The late John Rigg’s grandfather owned the tower mill in Mill Lane and it was popular with neighbouring farmers. My grandfather, John Grantham Cherry, always took his grain to be ground in Mr Rigg’s mill. Grandpa paid no money but Mr Rigg received one-
Mr and Mrs Ducker, who lived at a farm in the West Marsh, took their grain to Franklyn’s post mill, near The Grange. They had a pony and trap which would hold 2 or 3 sacks. Mother, only a little girl, waved to Mr and Mrs Ducker as they passed her home in Westoby Lane. That would be in the late nineteenth century.
Mr Horton from Norfolk was at one of the Barrow Haven mills. He was a folk singer and sang sea songs. After some time he came to Barrow and worked for the Gas Company. In 1905 he sang to Percy Grainger, the Australian composer, who adjudicated at the Brigg Festival. During this period nicknames and pet names were much used to indicate affection or admiration so Mr Horton was always known as Grassy Horton.
There were three mills in Barrow on Barton Road, the property of the Westoby Family who owned a farm and land there. They were corn mills and later first one and then another was demolished. The third on the south side still stands minus its cap, sails and several courses of bricks but is, even now, a very handsome structure. It belonged to Mrs Manton followed by the Furman’s and now (in 2016) Mr and Mrs Andrew Robinson who must be proud to possess the last remnants of the Barrow windmills – a landmark as so many of them were.

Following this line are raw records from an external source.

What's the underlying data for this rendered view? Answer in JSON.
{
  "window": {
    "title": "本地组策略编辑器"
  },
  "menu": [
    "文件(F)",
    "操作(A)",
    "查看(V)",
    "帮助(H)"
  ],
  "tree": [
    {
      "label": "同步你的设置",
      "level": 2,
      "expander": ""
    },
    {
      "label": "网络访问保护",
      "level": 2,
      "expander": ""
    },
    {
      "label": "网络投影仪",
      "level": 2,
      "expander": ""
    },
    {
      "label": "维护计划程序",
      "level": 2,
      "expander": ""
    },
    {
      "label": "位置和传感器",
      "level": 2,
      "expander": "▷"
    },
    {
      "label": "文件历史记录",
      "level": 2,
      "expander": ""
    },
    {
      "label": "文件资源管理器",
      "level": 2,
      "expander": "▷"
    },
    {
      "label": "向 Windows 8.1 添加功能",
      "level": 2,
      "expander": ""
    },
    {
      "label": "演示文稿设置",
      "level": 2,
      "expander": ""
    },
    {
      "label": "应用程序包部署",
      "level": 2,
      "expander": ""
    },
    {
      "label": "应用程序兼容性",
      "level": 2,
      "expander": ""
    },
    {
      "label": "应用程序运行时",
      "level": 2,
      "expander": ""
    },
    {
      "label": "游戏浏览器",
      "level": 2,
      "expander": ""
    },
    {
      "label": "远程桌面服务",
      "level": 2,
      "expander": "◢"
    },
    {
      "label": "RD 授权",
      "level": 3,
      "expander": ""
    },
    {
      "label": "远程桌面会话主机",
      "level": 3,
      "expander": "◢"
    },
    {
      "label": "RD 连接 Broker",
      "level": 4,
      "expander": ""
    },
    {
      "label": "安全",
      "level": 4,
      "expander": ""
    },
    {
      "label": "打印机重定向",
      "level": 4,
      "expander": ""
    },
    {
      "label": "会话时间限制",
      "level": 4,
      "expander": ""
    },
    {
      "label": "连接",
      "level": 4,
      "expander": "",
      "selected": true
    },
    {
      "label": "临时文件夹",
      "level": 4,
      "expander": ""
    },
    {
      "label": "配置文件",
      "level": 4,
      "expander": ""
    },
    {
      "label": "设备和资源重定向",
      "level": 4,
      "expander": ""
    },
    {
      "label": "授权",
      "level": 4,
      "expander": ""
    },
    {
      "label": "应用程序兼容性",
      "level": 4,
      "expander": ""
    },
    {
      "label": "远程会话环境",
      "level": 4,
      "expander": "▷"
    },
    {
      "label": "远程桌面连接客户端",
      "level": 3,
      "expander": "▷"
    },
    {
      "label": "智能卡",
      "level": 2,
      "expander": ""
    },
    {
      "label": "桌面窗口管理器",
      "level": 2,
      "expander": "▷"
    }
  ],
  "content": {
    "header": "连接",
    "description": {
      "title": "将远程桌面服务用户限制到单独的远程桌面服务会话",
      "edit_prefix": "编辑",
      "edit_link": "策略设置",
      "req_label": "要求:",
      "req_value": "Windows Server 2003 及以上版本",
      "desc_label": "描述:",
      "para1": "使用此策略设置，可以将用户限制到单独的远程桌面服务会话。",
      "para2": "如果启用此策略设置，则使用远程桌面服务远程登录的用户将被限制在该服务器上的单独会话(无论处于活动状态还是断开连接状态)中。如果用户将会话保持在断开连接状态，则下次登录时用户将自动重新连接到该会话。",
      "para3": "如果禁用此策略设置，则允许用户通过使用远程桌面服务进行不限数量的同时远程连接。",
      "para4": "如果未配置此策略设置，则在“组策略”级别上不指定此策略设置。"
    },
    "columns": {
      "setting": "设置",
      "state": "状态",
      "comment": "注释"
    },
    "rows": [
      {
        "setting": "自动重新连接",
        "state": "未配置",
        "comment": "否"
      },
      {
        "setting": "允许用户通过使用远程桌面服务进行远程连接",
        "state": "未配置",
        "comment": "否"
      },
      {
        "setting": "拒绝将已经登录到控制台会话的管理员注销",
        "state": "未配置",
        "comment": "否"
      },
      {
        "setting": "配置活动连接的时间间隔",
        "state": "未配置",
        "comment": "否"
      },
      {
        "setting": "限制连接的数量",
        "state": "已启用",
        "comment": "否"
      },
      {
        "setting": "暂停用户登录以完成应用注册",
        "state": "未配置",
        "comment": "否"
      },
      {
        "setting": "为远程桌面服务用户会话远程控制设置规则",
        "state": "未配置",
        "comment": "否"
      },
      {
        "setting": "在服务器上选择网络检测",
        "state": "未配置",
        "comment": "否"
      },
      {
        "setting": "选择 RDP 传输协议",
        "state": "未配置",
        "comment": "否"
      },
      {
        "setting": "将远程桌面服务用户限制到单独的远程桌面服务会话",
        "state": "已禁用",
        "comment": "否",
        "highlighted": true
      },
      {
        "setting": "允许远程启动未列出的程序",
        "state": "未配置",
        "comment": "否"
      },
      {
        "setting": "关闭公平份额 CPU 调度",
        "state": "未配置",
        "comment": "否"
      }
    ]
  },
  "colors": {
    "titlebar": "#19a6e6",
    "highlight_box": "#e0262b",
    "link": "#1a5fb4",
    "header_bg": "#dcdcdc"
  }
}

Windmills like ships were regarded as female so one always heard the miller refer to his mill as ‘her’ or ‘she’.
Editor's Note: my thanks go to Trevor Cheery for this article. There is no photo of the third mill that was in Barrow.